If so, you’ve got a leak, which can be a real problem.
The icy air coming inside is something your heater has to fight against, costing you a lot on your heating bill. You probably feel like there’s nothing you can do (after all, it’s not like your property manager will let you replace the windows). But you’re not out of luck — if your apartment is way too cold, you can insulate the windows and doors to help keep the weather out.
Draft stoppers — also called draft blockers, draft dodgers or door/window snakes — are simple. They’re tubes made of fabric and filled with an insulating material. You place them at the base of your windows or doors, where most energy leaks happen. Making your own draft stopper is a fun, simple DIY project that took me less than an hour. Keep reading to learn how to make your own.
Measuring the width of the window or door you are working with will ensure your DIY project actually works and keep you from wasting supplies. For our first draft stopper, we’re starting with a skinny window that’s just 23 inches wide.
To know how wide to cut, add four inches to the width of your window or door. For us, this comes to 27 inches. No matter how wide the item is, cut the fabric 8 inches tall (this will help make sure your heater can run efficiently by blocking out cold air). Now you have a long rectangle of fabric.
Fold your piece of fabric in half lengthwise so that the long edges are touching each other Then, pin these edges together using a few straight pins.
Using your sewing machine, sew the long edge where the pins are as well as one of the short ends. Sew several backward stitches so the ends are firmly sewn shut. You could also handle the sewing by hand, but a machine is much preferred for the sake of solidity and consistency.
This will help to hide the stitching and create a seamless look.
Next, you’ll want to fill your fabric tube with insulating materials. There are several things you could use here, such as beans, sand, rice or kitty litter.
Anything that’s small and granular will do the trick, but stay away from powders — they'll get messy. We used rice for ours. Enlist someone’s help when you’re filling your draft stopper, or else you might spill the rice and make a mess all over your kitchen floor. (Take it from us: We learned this lesson the hard way.) Don’t fill it too full — you want it to have a little malleability.
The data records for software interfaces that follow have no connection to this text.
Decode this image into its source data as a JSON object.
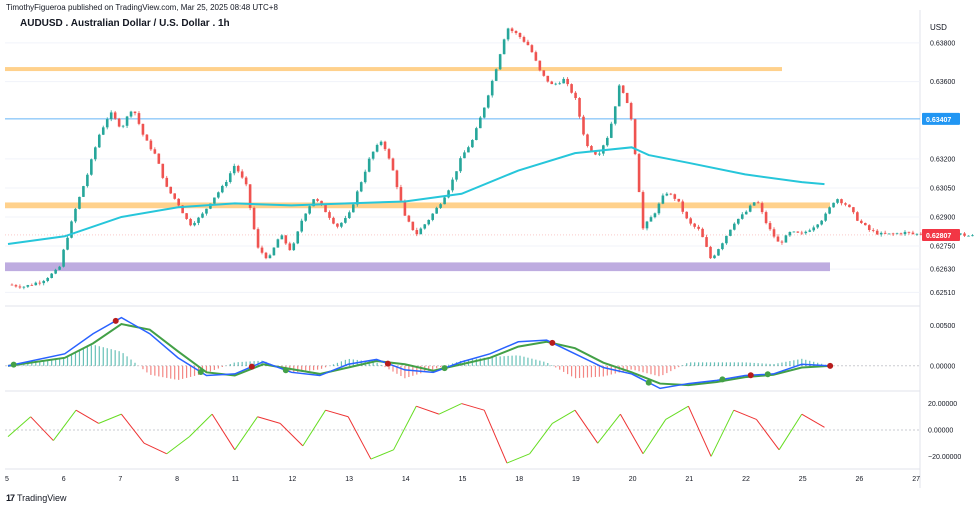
{
  "header": {
    "publisher": "TimothyFigueroa published on TradingView.com, Mar 25, 2025 08:48 UTC+8",
    "title": "AUDUSD . Australian Dollar / U.S. Dollar . 1h",
    "currency": "USD"
  },
  "footer": {
    "logo_text": "TradingView",
    "logo_mark": "17"
  },
  "colors": {
    "bull": "#26a69a",
    "bear": "#ef5350",
    "ma": "#26c6da",
    "resistance_zone": "#ffcc80",
    "support_zone": "#b39ddb",
    "hline": "#64b5f6",
    "macd_line": "#2962ff",
    "signal_line": "#43a047",
    "rsi_up": "#66dd22",
    "rsi_down": "#ee3333"
  },
  "chart_data": [
    {
      "type": "line",
      "panel": "price",
      "title": "AUDUSD . Australian Dollar / U.S. Dollar . 1h",
      "y_ticks": [
        "0.63800",
        "0.63600",
        "0.63200",
        "0.63050",
        "0.62900",
        "0.62750",
        "0.62630",
        "0.62510"
      ],
      "y_range": [
        0.6245,
        0.6397
      ],
      "x_ticks": [
        "5",
        "6",
        "7",
        "8",
        "11",
        "12",
        "13",
        "14",
        "15",
        "18",
        "19",
        "20",
        "21",
        "22",
        "25",
        "26",
        "27"
      ],
      "price_labels": [
        {
          "text": "0.63407",
          "value": 0.63407,
          "color": "#2196f3"
        },
        {
          "text": "0.62807",
          "value": 0.62807,
          "color": "#f23645"
        }
      ],
      "zones": [
        {
          "name": "resistance-upper",
          "from": 0.63655,
          "to": 0.63675,
          "color": "#ffcc80"
        },
        {
          "name": "resistance-lower",
          "from": 0.62945,
          "to": 0.62975,
          "color": "#ffcc80"
        },
        {
          "name": "support",
          "from": 0.6262,
          "to": 0.62665,
          "color": "#b39ddb"
        }
      ],
      "series": [
        {
          "kind": "price",
          "x": [
            0,
            0.3,
            0.6,
            0.9,
            1.0,
            1.2,
            1.4,
            1.6,
            1.8,
            2.0,
            2.2,
            2.4,
            2.6,
            2.8,
            3.0,
            3.2,
            3.4,
            3.6,
            3.8,
            4.0,
            4.2,
            4.4,
            4.6,
            4.8,
            5.0,
            5.2,
            5.4,
            5.6,
            5.8,
            6.0,
            6.2,
            6.4,
            6.6,
            6.8,
            7.0,
            7.2,
            7.4,
            7.6,
            7.8,
            8.0,
            8.2,
            8.4,
            8.6,
            8.8,
            9.0,
            9.2,
            9.4,
            9.6,
            9.8,
            10.0,
            10.2,
            10.4,
            10.6,
            10.8,
            11.0,
            11.2,
            11.4,
            11.6,
            11.8,
            12.0,
            12.2,
            12.4,
            12.6,
            12.8,
            13.0,
            13.2,
            13.4,
            13.6,
            13.8,
            14.0,
            14.2,
            14.4,
            14.6,
            14.8,
            15.0,
            15.2,
            15.4,
            15.6,
            15.8,
            16.0,
            16.2,
            16.4,
            16.6,
            16.8,
            17.0,
            17.2,
            17.4,
            17.6,
            17.8,
            18.0
          ],
          "y": [
            0.6255,
            0.6254,
            0.6257,
            0.6263,
            0.6275,
            0.6295,
            0.6312,
            0.6332,
            0.6344,
            0.6336,
            0.6347,
            0.6331,
            0.6322,
            0.6305,
            0.6297,
            0.6286,
            0.629,
            0.6299,
            0.6306,
            0.6317,
            0.6306,
            0.6274,
            0.6268,
            0.6281,
            0.6272,
            0.629,
            0.63,
            0.6293,
            0.6285,
            0.629,
            0.6306,
            0.6322,
            0.633,
            0.6313,
            0.629,
            0.6281,
            0.6288,
            0.6296,
            0.6306,
            0.6321,
            0.633,
            0.6347,
            0.6366,
            0.6388,
            0.6384,
            0.6378,
            0.6364,
            0.6358,
            0.6361,
            0.6352,
            0.6327,
            0.6322,
            0.6333,
            0.636,
            0.634,
            0.6284,
            0.6292,
            0.6303,
            0.6299,
            0.6287,
            0.6283,
            0.6268,
            0.6277,
            0.6287,
            0.6292,
            0.6299,
            0.6285,
            0.6276,
            0.6282,
            0.6281,
            0.6285,
            0.629,
            0.63,
            0.6296,
            0.6288,
            0.6283,
            0.6281,
            0.6281,
            0.6282,
            0.6281,
            0.6282,
            0.6282,
            0.6281,
            0.6281,
            0.628,
            0.6281,
            0.628,
            0.6281,
            0.6281,
            0.62807
          ]
        },
        {
          "kind": "moving-average",
          "x": [
            0,
            1,
            2,
            3,
            4,
            5,
            6,
            7,
            8,
            9,
            10,
            11,
            11.3,
            12,
            13,
            14,
            14.4
          ],
          "y": [
            0.6276,
            0.628,
            0.629,
            0.6295,
            0.6297,
            0.6296,
            0.6297,
            0.6298,
            0.6302,
            0.6314,
            0.6323,
            0.6326,
            0.6322,
            0.6318,
            0.6312,
            0.6308,
            0.6307
          ]
        }
      ]
    },
    {
      "type": "line",
      "panel": "macd",
      "y_ticks": [
        "0.00500",
        "0.00000"
      ],
      "y_range": [
        -0.003,
        0.0072
      ],
      "series": [
        {
          "name": "macd",
          "x": [
            0,
            1,
            1.5,
            2,
            2.5,
            3,
            3.5,
            4,
            4.5,
            5,
            5.5,
            6,
            6.5,
            7,
            7.5,
            8,
            8.5,
            9,
            9.5,
            10,
            10.5,
            11,
            11.5,
            12,
            12.5,
            13,
            13.5,
            14,
            14.5
          ],
          "y": [
            0,
            0.0015,
            0.004,
            0.006,
            0.004,
            0.001,
            -0.0012,
            -0.001,
            0.0005,
            -0.0008,
            -0.0012,
            0.0002,
            0.0008,
            -0.0005,
            -0.0008,
            0.0005,
            0.0015,
            0.003,
            0.0032,
            0.0015,
            -0.0002,
            -0.001,
            -0.0028,
            -0.0022,
            -0.0018,
            -0.0012,
            -0.001,
            0.0002,
            0.0
          ]
        },
        {
          "name": "signal",
          "x": [
            0,
            1,
            1.5,
            2,
            2.5,
            3,
            3.5,
            4,
            4.5,
            5,
            5.5,
            6,
            6.5,
            7,
            7.5,
            8,
            8.5,
            9,
            9.5,
            10,
            10.5,
            11,
            11.5,
            12,
            12.5,
            13,
            13.5,
            14,
            14.5
          ],
          "y": [
            0,
            0.001,
            0.0028,
            0.0052,
            0.0045,
            0.0018,
            -0.0008,
            -0.0012,
            0.0002,
            -0.0004,
            -0.001,
            -0.0002,
            0.0006,
            0.0002,
            -0.0006,
            0.0002,
            0.001,
            0.0024,
            0.003,
            0.0022,
            0.0004,
            -0.0008,
            -0.0022,
            -0.0024,
            -0.002,
            -0.0014,
            -0.0011,
            -0.0002,
            0.0
          ]
        }
      ],
      "cross_markers": [
        {
          "x": 0.1,
          "color": "green"
        },
        {
          "x": 1.9,
          "color": "red"
        },
        {
          "x": 3.4,
          "color": "green"
        },
        {
          "x": 4.3,
          "color": "red"
        },
        {
          "x": 4.9,
          "color": "green"
        },
        {
          "x": 6.7,
          "color": "red"
        },
        {
          "x": 7.7,
          "color": "green"
        },
        {
          "x": 9.6,
          "color": "red"
        },
        {
          "x": 11.3,
          "color": "green"
        },
        {
          "x": 12.6,
          "color": "green"
        },
        {
          "x": 13.1,
          "color": "red"
        },
        {
          "x": 13.4,
          "color": "green"
        },
        {
          "x": 14.5,
          "color": "red"
        }
      ]
    },
    {
      "type": "line",
      "panel": "oscillator",
      "y_ticks": [
        "20.00000",
        "0.00000",
        "−20.00000"
      ],
      "y_range": [
        -28,
        28
      ],
      "series": [
        {
          "name": "oscillator",
          "x": [
            0,
            0.4,
            0.8,
            1.2,
            1.6,
            2.0,
            2.4,
            2.8,
            3.2,
            3.6,
            4.0,
            4.4,
            4.8,
            5.2,
            5.6,
            6.0,
            6.4,
            6.8,
            7.2,
            7.6,
            8.0,
            8.4,
            8.8,
            9.2,
            9.6,
            10.0,
            10.4,
            10.8,
            11.2,
            11.6,
            12.0,
            12.4,
            12.8,
            13.2,
            13.6,
            14.0,
            14.4
          ],
          "y": [
            -5,
            10,
            -8,
            15,
            5,
            12,
            -10,
            -18,
            -5,
            12,
            -15,
            10,
            5,
            -12,
            15,
            10,
            -22,
            -15,
            18,
            12,
            20,
            15,
            -25,
            -18,
            5,
            15,
            -10,
            12,
            -18,
            8,
            18,
            -20,
            15,
            8,
            -15,
            12,
            2
          ]
        }
      ]
    }
  ]
}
Some places also recommend you alternate different insulation — for example, a layer of rice followed by a layer of actual pillow fluff, then another layer of rice — but mostly, the decision is up to you.
Pin the last open side carefully so none of your insulating material falls out as you sew. You might want to enlist a helper again to hold the heavy end of your draft stopper while you sew. Remember to sew backward stitches at both ends so everything is nice and secure.
Admire your handiwork and begin to enjoy your lower power bills as you improve your apartment’s efficiency!
If you want to keep going, there’s a lot more you can do. Check your other windows to see if they’re letting in drafts. You can also decorate this one further to make it really stand out. Maybe you want a plain fabric tube, or you want to put something on it as decoration: Add more colors of fabric, wrap it with paper or old clothes — anything to make it look more like something you made, and not just something you have.
Anyone else tackled this project? Leave us a comment and let us know how it went!